Nat’l Post: With a key Arctic research project set to close in 2018, the Trudeau government ponders next steps
As the Trudeau government begins to set its 2017 budget priorities, the country’s 1,000-strong community of Arctic researchers is hoping to secure new funding for a key research network that will otherwise be forced to wind down in 2018….
“(ArcticNet) has not only been useful, it has been outstanding,” said David Barber, a professor in the department of environment and geography at the University of Manitoba who holds a Canada Research Chair in Arctic system science. “It’s really revolutionized how we do collaborative research in the North.”
Barber and other researchers got together about eight months ago in Winnipeg to talk about ArcticNet’s future.
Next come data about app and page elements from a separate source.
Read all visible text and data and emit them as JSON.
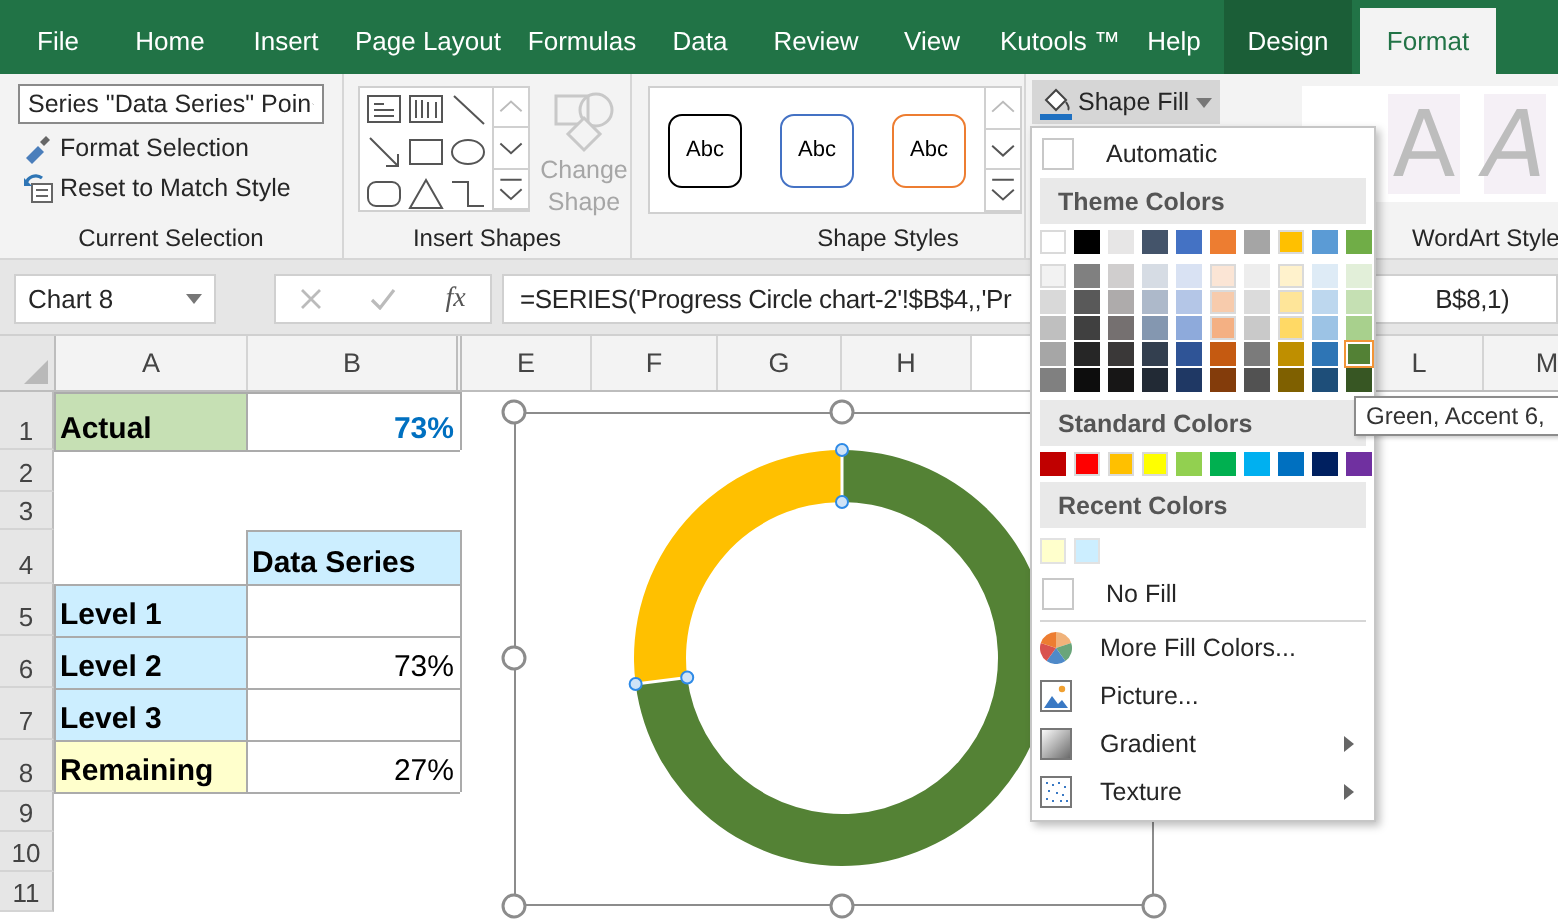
{
  "tabs": [
    {
      "label": "File",
      "kind": "normal",
      "selected": false
    },
    {
      "label": "Home",
      "kind": "normal",
      "selected": false
    },
    {
      "label": "Insert",
      "kind": "normal",
      "selected": false
    },
    {
      "label": "Page Layout",
      "kind": "normal",
      "selected": false
    },
    {
      "label": "Formulas",
      "kind": "normal",
      "selected": false
    },
    {
      "label": "Data",
      "kind": "normal",
      "selected": false
    },
    {
      "label": "Review",
      "kind": "normal",
      "selected": false
    },
    {
      "label": "View",
      "kind": "normal",
      "selected": false
    },
    {
      "label": "Kutools ™",
      "kind": "normal",
      "selected": false
    },
    {
      "label": "Help",
      "kind": "normal",
      "selected": false
    },
    {
      "label": "Design",
      "kind": "context",
      "selected": false
    },
    {
      "label": "Format",
      "kind": "context",
      "selected": true
    }
  ],
  "ribbon": {
    "current_selection": {
      "dropdown": "Series \"Data Series\" Poin",
      "format_selection": "Format Selection",
      "reset": "Reset to Match Style",
      "label": "Current Selection"
    },
    "insert_shapes": {
      "change_shape": {
        "label": "Change Shape",
        "disabled": true
      },
      "label": "Insert Shapes"
    },
    "shape_styles": {
      "presets": [
        {
          "text": "Abc",
          "color": "#000000"
        },
        {
          "text": "Abc",
          "color": "#4472c4"
        },
        {
          "text": "Abc",
          "color": "#ed7d31"
        }
      ],
      "label": "Shape Styles"
    },
    "shape_fill": {
      "label": "Shape Fill",
      "expanded": true
    },
    "wordart_styles": {
      "samples": [
        "A",
        "A"
      ],
      "label": "WordArt Style"
    }
  },
  "formula_bar": {
    "name_box": "Chart 8",
    "function_label": "fx",
    "formula": "=SERIES('Progress Circle chart-2'!$B$4,,'Pr",
    "formula_tail": "B$8,1)"
  },
  "sheet": {
    "columns": [
      "A",
      "B",
      "E",
      "F",
      "G",
      "H",
      "L",
      "M"
    ],
    "rows": [
      {
        "number": "1",
        "cells": [
          {
            "text": "Actual",
            "color": "#c6e0b4",
            "kind": "label"
          },
          {
            "text": "73%",
            "kind": "highlight"
          }
        ]
      },
      {
        "number": "2",
        "cells": []
      },
      {
        "number": "3",
        "cells": []
      },
      {
        "number": "4",
        "cells": [
          null,
          {
            "text": "Data Series",
            "color": "#cceeff",
            "kind": "label"
          }
        ]
      },
      {
        "number": "5",
        "cells": [
          {
            "text": "Level 1",
            "color": "#cceeff",
            "kind": "label"
          },
          {
            "kind": "value"
          }
        ]
      },
      {
        "number": "6",
        "cells": [
          {
            "text": "Level 2",
            "color": "#cceeff",
            "kind": "label"
          },
          {
            "text": "73%",
            "kind": "value"
          }
        ]
      },
      {
        "number": "7",
        "cells": [
          {
            "text": "Level 3",
            "color": "#cceeff",
            "kind": "label"
          },
          {
            "kind": "value"
          }
        ]
      },
      {
        "number": "8",
        "cells": [
          {
            "text": "Remaining",
            "color": "#ffffcc",
            "kind": "label"
          },
          {
            "text": "27%",
            "kind": "value"
          }
        ]
      },
      {
        "number": "9",
        "cells": []
      },
      {
        "number": "10",
        "cells": []
      },
      {
        "number": "11",
        "cells": []
      }
    ]
  },
  "fill_menu": {
    "automatic": "Automatic",
    "theme_title": "Theme Colors",
    "theme_colors": [
      {
        "color": "#ffffff",
        "selected": false,
        "shades": [
          {
            "color": "#f2f2f2",
            "selected": false
          },
          {
            "color": "#d9d9d9",
            "selected": false
          },
          {
            "color": "#bfbfbf",
            "selected": false
          },
          {
            "color": "#a6a6a6",
            "selected": false
          },
          {
            "color": "#808080",
            "selected": false
          }
        ]
      },
      {
        "color": "#000000",
        "selected": false,
        "shades": [
          {
            "color": "#808080",
            "selected": false
          },
          {
            "color": "#595959",
            "selected": false
          },
          {
            "color": "#404040",
            "selected": false
          },
          {
            "color": "#262626",
            "selected": false
          },
          {
            "color": "#0d0d0d",
            "selected": false
          }
        ]
      },
      {
        "color": "#e7e6e6",
        "selected": false,
        "shades": [
          {
            "color": "#d0cece",
            "selected": false
          },
          {
            "color": "#aeabab",
            "selected": false
          },
          {
            "color": "#757070",
            "selected": false
          },
          {
            "color": "#3a3838",
            "selected": false
          },
          {
            "color": "#171616",
            "selected": false
          }
        ]
      },
      {
        "color": "#44546a",
        "selected": false,
        "shades": [
          {
            "color": "#d6dce4",
            "selected": false
          },
          {
            "color": "#adb9ca",
            "selected": false
          },
          {
            "color": "#8497b0",
            "selected": false
          },
          {
            "color": "#333f4f",
            "selected": false
          },
          {
            "color": "#222a35",
            "selected": false
          }
        ]
      },
      {
        "color": "#4472c4",
        "selected": false,
        "shades": [
          {
            "color": "#d9e2f3",
            "selected": false
          },
          {
            "color": "#b4c6e7",
            "selected": false
          },
          {
            "color": "#8eaadb",
            "selected": false
          },
          {
            "color": "#2f5496",
            "selected": false
          },
          {
            "color": "#1f3864",
            "selected": false
          }
        ]
      },
      {
        "color": "#ed7d31",
        "selected": false,
        "shades": [
          {
            "color": "#fbe5d5",
            "selected": false
          },
          {
            "color": "#f7cbac",
            "selected": false
          },
          {
            "color": "#f4b083",
            "selected": false
          },
          {
            "color": "#c55a11",
            "selected": false
          },
          {
            "color": "#833c0b",
            "selected": false
          }
        ]
      },
      {
        "color": "#a5a5a5",
        "selected": false,
        "shades": [
          {
            "color": "#ededed",
            "selected": false
          },
          {
            "color": "#dbdbdb",
            "selected": false
          },
          {
            "color": "#c9c9c9",
            "selected": false
          },
          {
            "color": "#7b7b7b",
            "selected": false
          },
          {
            "color": "#525252",
            "selected": false
          }
        ]
      },
      {
        "color": "#ffc000",
        "selected": false,
        "shades": [
          {
            "color": "#fff2cc",
            "selected": false
          },
          {
            "color": "#fee599",
            "selected": false
          },
          {
            "color": "#ffd965",
            "selected": false
          },
          {
            "color": "#bf8f00",
            "selected": false
          },
          {
            "color": "#7f6000",
            "selected": false
          }
        ]
      },
      {
        "color": "#5b9bd5",
        "selected": false,
        "shades": [
          {
            "color": "#deebf6",
            "selected": false
          },
          {
            "color": "#bdd7ee",
            "selected": false
          },
          {
            "color": "#9cc3e5",
            "selected": false
          },
          {
            "color": "#2e75b5",
            "selected": false
          },
          {
            "color": "#1e4e79",
            "selected": false
          }
        ]
      },
      {
        "color": "#70ad47",
        "selected": false,
        "shades": [
          {
            "color": "#e2efd9",
            "selected": false
          },
          {
            "color": "#c5e0b3",
            "selected": false
          },
          {
            "color": "#a8d08d",
            "selected": false
          },
          {
            "color": "#538135",
            "selected": true
          },
          {
            "color": "#375623",
            "selected": false
          }
        ]
      }
    ],
    "standard_title": "Standard Colors",
    "standard_colors": [
      {
        "color": "#c00000",
        "selected": false
      },
      {
        "color": "#ff0000",
        "selected": false
      },
      {
        "color": "#ffc000",
        "selected": false
      },
      {
        "color": "#ffff00",
        "selected": false
      },
      {
        "color": "#92d050",
        "selected": false
      },
      {
        "color": "#00b050",
        "selected": false
      },
      {
        "color": "#00b0f0",
        "selected": false
      },
      {
        "color": "#0070c0",
        "selected": false
      },
      {
        "color": "#002060",
        "selected": false
      },
      {
        "color": "#7030a0",
        "selected": false
      }
    ],
    "recent_title": "Recent Colors",
    "recent_colors": [
      {
        "color": "#ffffcc",
        "selected": false
      },
      {
        "color": "#cceeff",
        "selected": false
      }
    ],
    "items": [
      {
        "label": "No Fill",
        "kind": "none",
        "submenu": false
      },
      {
        "label": "More Fill Colors...",
        "kind": "palette",
        "submenu": false
      },
      {
        "label": "Picture...",
        "kind": "picture",
        "submenu": false
      },
      {
        "label": "Gradient",
        "kind": "gradient",
        "submenu": true
      },
      {
        "label": "Texture",
        "kind": "texture",
        "submenu": true
      }
    ]
  },
  "tooltip": "Green, Accent 6,"
}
“What do we do? How do we move forward as a community? How do we look to find a replacement for the functionality that is ArcticNet? And we’re struggling with it because there really is no logical avenue for which to move forward,” Barber said in a telephone interview Friday. “There’s no program we can write an application for that will replace it. There needs to be some kind of movement at the federal level.”